After ten years as the CEO of Business and Arts South Africa (BASA), Michelle Constant will be pursuing other interests as of 1 March 2019. Her tenure has seen BASA achieve incredible successes and growth, and truly make a difference in the arts and culture sector in South Africa. Creative Feel, along with all of her colleagues, corporate partners and arts friends, wishes her well on her new ventures, which she will continue writing about here on a monthly basis.
Business and Arts South Africa (BASA) has uplifted, educated, inspired and celebrated millions of South Africans over the years. Its mandate is ‘to encourage mutually beneficial partnerships between business and the arts, contributing to corporate success and securing the future development of the arts sector in South Africa.’
At its core, BASA itself is a business and needs to be run as such. Finding a leader for such a business – someone who can work effectively with stakeholders in government, business, media and the arts, while running a tight ship back at the office – is no mean feat. In her ten years at the BASA helm, Michelle Constant has shown how it’s done.

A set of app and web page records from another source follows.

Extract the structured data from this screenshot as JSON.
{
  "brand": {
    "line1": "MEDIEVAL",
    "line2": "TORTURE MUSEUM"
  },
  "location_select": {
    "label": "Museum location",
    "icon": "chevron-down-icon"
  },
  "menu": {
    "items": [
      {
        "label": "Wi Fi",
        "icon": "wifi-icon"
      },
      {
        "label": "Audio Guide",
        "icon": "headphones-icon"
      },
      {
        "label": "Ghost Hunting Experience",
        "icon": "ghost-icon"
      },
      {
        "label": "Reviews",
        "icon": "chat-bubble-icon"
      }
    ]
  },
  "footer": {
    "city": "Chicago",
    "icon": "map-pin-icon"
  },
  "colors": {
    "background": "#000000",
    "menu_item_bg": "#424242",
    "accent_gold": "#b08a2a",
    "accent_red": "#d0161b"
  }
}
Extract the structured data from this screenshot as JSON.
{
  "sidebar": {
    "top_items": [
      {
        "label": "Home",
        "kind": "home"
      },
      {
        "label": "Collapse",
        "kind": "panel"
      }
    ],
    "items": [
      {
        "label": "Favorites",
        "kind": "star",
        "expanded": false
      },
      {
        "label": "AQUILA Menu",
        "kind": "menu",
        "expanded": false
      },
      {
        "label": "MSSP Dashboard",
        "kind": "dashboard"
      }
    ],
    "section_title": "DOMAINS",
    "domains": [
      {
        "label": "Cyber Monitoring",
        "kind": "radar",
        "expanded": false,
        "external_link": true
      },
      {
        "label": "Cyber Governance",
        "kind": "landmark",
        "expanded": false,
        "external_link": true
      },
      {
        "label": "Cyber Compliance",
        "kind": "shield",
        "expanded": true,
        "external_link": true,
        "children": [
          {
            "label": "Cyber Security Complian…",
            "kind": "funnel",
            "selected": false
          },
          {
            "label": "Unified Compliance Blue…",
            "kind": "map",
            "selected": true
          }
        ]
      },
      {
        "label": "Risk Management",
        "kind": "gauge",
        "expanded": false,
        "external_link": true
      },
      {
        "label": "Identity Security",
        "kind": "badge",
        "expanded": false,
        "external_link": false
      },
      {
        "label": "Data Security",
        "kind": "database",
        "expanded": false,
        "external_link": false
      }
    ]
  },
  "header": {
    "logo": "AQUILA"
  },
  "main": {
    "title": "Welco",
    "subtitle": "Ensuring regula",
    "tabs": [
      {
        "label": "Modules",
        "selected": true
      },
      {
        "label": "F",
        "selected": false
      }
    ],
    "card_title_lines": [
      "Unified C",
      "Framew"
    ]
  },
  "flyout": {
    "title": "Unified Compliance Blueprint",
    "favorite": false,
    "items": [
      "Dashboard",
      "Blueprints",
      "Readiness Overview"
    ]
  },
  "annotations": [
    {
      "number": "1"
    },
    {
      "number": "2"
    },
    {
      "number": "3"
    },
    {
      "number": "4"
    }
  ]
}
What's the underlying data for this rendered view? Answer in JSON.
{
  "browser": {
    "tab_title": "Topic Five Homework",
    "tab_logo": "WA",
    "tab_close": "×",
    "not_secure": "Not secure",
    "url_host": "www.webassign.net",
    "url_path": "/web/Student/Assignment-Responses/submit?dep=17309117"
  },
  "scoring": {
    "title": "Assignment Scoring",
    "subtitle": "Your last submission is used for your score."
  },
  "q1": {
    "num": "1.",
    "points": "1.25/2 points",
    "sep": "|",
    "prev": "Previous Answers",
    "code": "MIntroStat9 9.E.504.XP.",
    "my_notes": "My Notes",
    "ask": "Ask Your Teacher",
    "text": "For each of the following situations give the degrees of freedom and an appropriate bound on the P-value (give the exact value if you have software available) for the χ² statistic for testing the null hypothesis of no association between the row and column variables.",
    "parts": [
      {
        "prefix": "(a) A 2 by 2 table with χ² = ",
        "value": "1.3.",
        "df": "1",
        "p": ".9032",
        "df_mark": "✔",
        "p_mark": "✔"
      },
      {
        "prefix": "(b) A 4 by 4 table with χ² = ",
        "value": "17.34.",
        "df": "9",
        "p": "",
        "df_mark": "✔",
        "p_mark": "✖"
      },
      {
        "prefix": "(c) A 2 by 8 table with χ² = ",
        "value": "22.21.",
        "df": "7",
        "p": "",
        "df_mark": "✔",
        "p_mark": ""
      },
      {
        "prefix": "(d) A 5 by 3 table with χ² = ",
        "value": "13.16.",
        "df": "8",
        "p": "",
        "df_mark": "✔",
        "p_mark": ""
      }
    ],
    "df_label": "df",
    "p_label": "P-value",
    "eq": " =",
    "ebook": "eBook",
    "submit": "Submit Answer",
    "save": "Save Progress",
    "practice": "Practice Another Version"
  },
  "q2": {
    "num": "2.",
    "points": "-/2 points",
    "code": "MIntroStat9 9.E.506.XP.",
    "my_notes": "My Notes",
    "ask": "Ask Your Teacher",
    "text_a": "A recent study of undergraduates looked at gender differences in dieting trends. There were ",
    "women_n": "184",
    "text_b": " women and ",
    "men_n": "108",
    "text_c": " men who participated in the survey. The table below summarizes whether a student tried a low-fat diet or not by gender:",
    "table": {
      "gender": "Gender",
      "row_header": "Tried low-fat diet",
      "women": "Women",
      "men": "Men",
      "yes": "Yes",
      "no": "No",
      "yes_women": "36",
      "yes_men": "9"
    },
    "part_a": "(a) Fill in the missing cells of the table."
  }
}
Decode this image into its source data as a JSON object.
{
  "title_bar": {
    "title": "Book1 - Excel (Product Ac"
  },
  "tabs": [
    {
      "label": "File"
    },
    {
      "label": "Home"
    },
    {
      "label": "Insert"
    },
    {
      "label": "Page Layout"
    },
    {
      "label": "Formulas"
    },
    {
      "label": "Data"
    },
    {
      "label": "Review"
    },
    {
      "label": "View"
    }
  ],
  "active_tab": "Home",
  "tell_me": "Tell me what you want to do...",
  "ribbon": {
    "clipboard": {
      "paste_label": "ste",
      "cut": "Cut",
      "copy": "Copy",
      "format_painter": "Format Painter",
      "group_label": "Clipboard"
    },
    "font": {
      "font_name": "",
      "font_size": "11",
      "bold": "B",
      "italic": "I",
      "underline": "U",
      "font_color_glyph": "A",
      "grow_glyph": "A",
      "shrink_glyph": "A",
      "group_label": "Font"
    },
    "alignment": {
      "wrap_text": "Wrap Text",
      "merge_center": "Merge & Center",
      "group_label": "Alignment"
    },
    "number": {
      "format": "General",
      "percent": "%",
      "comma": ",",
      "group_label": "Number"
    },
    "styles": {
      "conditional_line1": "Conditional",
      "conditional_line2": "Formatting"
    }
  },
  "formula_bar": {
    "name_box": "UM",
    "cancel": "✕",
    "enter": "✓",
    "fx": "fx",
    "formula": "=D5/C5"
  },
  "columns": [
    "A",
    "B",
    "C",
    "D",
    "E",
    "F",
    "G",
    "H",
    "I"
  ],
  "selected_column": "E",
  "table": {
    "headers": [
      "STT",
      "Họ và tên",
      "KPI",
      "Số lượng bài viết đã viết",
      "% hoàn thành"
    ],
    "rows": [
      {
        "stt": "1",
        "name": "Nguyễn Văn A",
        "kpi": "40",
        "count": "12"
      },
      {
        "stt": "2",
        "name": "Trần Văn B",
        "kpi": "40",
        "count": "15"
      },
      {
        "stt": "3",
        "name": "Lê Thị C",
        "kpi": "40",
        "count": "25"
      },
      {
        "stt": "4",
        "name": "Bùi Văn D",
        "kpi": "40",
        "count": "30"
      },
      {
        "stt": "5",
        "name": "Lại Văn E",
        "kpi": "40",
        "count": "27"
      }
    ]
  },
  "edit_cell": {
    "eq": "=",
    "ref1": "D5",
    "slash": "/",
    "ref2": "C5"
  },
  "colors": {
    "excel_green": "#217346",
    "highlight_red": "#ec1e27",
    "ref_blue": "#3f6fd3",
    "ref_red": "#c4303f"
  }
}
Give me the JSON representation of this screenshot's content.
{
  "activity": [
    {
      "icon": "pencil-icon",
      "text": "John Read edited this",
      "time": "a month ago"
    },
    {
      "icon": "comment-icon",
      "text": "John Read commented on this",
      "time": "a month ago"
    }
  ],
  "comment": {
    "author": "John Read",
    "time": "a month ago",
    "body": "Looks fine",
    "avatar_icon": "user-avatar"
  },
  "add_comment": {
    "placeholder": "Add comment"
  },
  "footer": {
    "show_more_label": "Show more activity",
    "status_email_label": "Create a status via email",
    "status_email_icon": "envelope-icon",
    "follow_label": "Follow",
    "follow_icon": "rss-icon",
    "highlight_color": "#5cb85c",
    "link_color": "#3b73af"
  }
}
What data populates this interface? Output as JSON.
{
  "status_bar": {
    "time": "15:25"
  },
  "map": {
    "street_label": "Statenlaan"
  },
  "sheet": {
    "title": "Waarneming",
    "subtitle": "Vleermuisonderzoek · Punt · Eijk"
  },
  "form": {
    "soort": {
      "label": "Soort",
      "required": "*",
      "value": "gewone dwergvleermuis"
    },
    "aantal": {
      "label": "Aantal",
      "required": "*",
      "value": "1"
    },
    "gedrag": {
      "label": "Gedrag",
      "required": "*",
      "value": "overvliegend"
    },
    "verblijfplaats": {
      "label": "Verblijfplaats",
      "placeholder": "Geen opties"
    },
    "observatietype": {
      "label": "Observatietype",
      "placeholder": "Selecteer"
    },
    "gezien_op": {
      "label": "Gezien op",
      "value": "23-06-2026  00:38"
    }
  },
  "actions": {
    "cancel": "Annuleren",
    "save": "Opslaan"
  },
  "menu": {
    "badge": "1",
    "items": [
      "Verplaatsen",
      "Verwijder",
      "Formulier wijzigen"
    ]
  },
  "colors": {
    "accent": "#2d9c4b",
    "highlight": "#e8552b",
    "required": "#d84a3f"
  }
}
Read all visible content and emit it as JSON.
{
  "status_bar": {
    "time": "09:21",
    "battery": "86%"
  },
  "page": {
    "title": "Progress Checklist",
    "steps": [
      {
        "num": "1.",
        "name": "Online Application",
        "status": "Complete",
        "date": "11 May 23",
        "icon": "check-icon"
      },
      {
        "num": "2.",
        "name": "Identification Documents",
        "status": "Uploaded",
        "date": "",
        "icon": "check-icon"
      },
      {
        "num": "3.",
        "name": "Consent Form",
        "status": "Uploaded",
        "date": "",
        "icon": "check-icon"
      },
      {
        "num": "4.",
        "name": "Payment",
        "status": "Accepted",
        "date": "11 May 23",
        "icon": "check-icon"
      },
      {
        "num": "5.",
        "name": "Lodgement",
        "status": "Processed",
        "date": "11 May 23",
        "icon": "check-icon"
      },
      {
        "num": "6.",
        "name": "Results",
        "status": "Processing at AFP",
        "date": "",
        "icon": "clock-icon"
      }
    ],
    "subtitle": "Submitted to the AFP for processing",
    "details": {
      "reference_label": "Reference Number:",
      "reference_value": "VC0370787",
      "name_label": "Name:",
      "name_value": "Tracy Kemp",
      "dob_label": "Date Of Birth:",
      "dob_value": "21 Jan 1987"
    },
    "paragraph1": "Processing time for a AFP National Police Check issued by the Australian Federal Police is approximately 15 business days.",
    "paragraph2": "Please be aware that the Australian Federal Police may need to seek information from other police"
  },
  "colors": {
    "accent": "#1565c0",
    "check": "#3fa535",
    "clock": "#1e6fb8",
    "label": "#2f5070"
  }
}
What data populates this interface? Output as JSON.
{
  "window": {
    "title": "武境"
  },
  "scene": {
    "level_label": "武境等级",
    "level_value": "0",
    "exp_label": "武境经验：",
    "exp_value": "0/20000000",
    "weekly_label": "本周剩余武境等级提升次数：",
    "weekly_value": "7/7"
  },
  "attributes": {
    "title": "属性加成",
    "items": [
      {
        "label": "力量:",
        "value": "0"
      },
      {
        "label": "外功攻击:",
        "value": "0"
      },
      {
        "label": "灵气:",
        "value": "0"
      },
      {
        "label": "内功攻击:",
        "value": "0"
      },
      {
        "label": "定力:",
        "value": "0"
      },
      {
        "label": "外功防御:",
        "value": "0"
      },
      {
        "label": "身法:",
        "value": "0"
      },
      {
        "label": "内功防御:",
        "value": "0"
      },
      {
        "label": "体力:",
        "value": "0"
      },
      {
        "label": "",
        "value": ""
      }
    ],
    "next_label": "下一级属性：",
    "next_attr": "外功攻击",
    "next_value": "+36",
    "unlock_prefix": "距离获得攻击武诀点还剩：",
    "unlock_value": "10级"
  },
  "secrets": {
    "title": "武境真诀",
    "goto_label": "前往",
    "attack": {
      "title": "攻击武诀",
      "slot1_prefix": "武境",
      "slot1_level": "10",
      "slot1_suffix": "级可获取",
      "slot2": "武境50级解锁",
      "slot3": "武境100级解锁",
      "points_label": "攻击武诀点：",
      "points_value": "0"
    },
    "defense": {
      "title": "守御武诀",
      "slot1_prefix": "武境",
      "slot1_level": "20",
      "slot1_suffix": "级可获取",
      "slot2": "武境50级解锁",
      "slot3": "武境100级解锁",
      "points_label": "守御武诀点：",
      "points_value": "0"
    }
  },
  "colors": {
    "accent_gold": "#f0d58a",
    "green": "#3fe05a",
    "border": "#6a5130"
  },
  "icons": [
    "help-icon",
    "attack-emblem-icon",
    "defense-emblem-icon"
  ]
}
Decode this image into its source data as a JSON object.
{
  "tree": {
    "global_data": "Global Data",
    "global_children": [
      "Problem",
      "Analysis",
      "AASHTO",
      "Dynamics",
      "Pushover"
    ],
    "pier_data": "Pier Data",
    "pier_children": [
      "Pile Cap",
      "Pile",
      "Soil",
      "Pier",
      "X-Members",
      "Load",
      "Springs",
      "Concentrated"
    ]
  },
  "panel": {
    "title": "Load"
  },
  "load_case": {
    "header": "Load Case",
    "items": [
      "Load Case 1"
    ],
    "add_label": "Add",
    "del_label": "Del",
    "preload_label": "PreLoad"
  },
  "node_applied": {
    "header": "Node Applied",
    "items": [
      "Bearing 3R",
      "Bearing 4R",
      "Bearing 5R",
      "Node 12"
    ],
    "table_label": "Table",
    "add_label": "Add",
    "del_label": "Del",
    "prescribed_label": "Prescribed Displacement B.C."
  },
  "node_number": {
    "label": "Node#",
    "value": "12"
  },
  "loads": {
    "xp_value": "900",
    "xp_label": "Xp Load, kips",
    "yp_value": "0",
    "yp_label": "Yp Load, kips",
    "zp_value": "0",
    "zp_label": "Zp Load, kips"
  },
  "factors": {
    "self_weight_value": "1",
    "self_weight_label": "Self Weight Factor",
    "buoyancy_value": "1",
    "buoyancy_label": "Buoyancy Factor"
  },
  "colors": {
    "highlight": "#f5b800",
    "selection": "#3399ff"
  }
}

‘A good CEO will always have a lot of balls in the air at the same time,’ says Carel Nolte, BASA board member who chairs the HR and marketing board committees. ‘I think that the CEO of BASA has more balls up there than most and, as a result, has to be exceptionally ballsy him/herself to set and drive the strategic objectives of the business.’
During Constant’s tenure, BASA has grown and improved relationships across its stakeholder base. These include the Department of Arts and Culture (DAC), a diverse cross-section of corporate members, the creative sector, organisations within the Southern African region and a growing slate of project-specific partners.
‘Michelle’s role as a board member of SA Tourism, specifically focusing on cultural tourism, her regular show on SAfm, her writing for Creative Feel, Daily Maverick, Business Day and other publications, being made a Chevalier (Knight) des Arts et des Lettres by the French Government and, quite simply, her zest for life, means that BASA has benefited immensely through her leadership. We are delighted to celebrate the legacy she leaves and are excited by how our incoming CEO Ashraf Johaardien will build on this strong foundation with the superb team we have in place. Thank you, Michelle.’
‘Michelle helped to shift the BASA mindset to ensure research took centre stage in our strategy and operations,’ says Nolte. ‘This has allowed us to accurately monitor and evaluate support provided to the public sector, the level of arts-based intelligence created in the private sector, and access and agency grown through skills development for civil society arts.
‘There has also been a growth in staff numbers and skills in the past ten years due to the increase of programmes with a national and international footprint.’
Levels of participation and engagement with the arts in the corporate sector have also risen, which has led to an upward trend in the value of BASA Supporting Grants allocated.
‘In 2008, under Michelle’s leadership, BASA disbursed R1 809 500 in supporting grants, a figure that rose to R2 346 850 in 2018,’ says Nolte. ‘In addition, BASA has been able to leverage the DAC’s support to attract additional investments and partnerships for programme rollout and continued work to support the arts, and has achieved an 80% success rate in funding and tender proposals in recent years.’
But that’s not all, he says.
To read more about Michelle’s time at BASA, purchase the February 2018 issue of Creative Feel, or continue supporting our role in the arts and culture sector in South Africa by subscribing to our monthly magazine from R180 per year.